- [Goal of the exercise] Here the requirement is to repeat every record exactly, in full.

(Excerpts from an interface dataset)
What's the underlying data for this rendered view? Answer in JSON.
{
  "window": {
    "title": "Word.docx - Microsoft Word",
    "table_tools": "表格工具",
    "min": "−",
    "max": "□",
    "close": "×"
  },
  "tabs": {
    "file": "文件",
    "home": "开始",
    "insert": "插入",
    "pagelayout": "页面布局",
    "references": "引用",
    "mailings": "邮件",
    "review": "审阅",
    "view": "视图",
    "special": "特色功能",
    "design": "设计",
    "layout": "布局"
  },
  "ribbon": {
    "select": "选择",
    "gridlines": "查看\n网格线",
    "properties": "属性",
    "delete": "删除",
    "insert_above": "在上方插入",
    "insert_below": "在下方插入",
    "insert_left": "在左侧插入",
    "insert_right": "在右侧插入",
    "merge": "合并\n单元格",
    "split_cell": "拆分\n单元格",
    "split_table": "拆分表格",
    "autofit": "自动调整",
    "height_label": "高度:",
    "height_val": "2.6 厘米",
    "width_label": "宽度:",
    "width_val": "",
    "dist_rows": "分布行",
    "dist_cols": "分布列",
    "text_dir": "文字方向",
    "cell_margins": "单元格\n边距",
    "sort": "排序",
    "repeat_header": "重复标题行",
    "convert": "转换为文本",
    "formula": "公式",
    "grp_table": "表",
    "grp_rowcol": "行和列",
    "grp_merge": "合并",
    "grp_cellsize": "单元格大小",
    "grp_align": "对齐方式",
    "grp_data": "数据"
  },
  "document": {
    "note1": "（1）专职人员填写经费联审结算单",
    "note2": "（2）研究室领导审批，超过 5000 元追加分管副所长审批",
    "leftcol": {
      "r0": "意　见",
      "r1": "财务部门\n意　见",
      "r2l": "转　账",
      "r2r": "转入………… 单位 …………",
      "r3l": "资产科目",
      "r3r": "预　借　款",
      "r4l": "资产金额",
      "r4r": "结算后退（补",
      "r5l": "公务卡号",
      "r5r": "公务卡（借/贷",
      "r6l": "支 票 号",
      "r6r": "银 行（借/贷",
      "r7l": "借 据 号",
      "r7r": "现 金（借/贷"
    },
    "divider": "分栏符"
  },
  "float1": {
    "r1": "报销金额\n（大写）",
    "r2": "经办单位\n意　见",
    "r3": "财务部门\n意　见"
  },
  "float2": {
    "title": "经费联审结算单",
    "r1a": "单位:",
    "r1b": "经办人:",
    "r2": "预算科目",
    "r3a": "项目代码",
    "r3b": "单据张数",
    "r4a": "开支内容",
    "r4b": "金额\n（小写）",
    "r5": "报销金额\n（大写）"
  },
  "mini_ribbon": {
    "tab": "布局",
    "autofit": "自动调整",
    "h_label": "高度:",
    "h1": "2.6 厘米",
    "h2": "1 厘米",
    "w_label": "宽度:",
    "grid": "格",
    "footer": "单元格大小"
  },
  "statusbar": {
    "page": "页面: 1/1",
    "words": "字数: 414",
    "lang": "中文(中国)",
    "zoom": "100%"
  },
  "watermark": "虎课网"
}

- [Written reply]
What's the underlying data for this rendered view? Answer in JSON.
{
  "window": {
    "title": "Word.docx - Microsoft Word",
    "table_tools": "表格工具",
    "min": "−",
    "max": "□",
    "close": "×"
  },
  "tabs": {
    "file": "文件",
    "home": "开始",
    "insert": "插入",
    "pagelayout": "页面布局",
    "references": "引用",
    "mailings": "邮件",
    "review": "审阅",
    "view": "视图",
    "special": "特色功能",
    "design": "设计",
    "layout": "布局"
  },
  "ribbon": {
    "select": "选择",
    "gridlines": "查看\n网格线",
    "properties": "属性",
    "delete": "删除",
    "insert_above": "在上方插入",
    "insert_below": "在下方插入",
    "insert_left": "在左侧插入",
    "insert_right": "在右侧插入",
    "merge": "合并\n单元格",
    "split_cell": "拆分\n单元格",
    "split_table": "拆分表格",
    "autofit": "自动调整",
    "height_label": "高度:",
    "height_val": "2.6 厘米",
    "width_label": "宽度:",
    "width_val": "",
    "dist_rows": "分布行",
    "dist_cols": "分布列",
    "text_dir": "文字方向",
    "cell_margins": "单元格\n边距",
    "sort": "排序",
    "repeat_header": "重复标题行",
    "convert": "转换为文本",
    "formula": "公式",
    "grp_table": "表",
    "grp_rowcol": "行和列",
    "grp_merge": "合并",
    "grp_cellsize": "单元格大小",
    "grp_align": "对齐方式",
    "grp_data": "数据"
  },
  "document": {
    "note1": "（1）专职人员填写经费联审结算单",
    "note2": "（2）研究室领导审批，超过 5000 元追加分管副所长审批",
    "leftcol": {
      "r0": "意　见",
      "r1": "财务部门\n意　见",
      "r2l": "转　账",
      "r2r": "转入………… 单位 …………",
      "r3l": "资产科目",
      "r3r": "预　借　款",
      "r4l": "资产金额",
      "r4r": "结算后退（补",
      "r5l": "公务卡号",
      "r5r": "公务卡（借/贷",
      "r6l": "支 票 号",
      "r6r": "银 行（借/贷",
      "r7l": "借 据 号",
      "r7r": "现 金（借/贷"
    },
    "divider": "分栏符"
  },
  "float1": {
    "r1": "报销金额\n（大写）",
    "r2": "经办单位\n意　见",
    "r3": "财务部门\n意　见"
  },
  "float2": {
    "title": "经费联审结算单",
    "r1a": "单位:",
    "r1b": "经办人:",
    "r2": "预算科目",
    "r3a": "项目代码",
    "r3b": "单据张数",
    "r4a": "开支内容",
    "r4b": "金额\n（小写）",
    "r5": "报销金额\n（大写）"
  },
  "mini_ribbon": {
    "tab": "布局",
    "autofit": "自动调整",
    "h_label": "高度:",
    "h1": "2.6 厘米",
    "h2": "1 厘米",
    "w_label": "宽度:",
    "grid": "格",
    "footer": "单元格大小"
  },
  "statusbar": {
    "page": "页面: 1/1",
    "words": "字数: 414",
    "lang": "中文(中国)",
    "zoom": "100%"
  },
  "watermark": "虎课网"
}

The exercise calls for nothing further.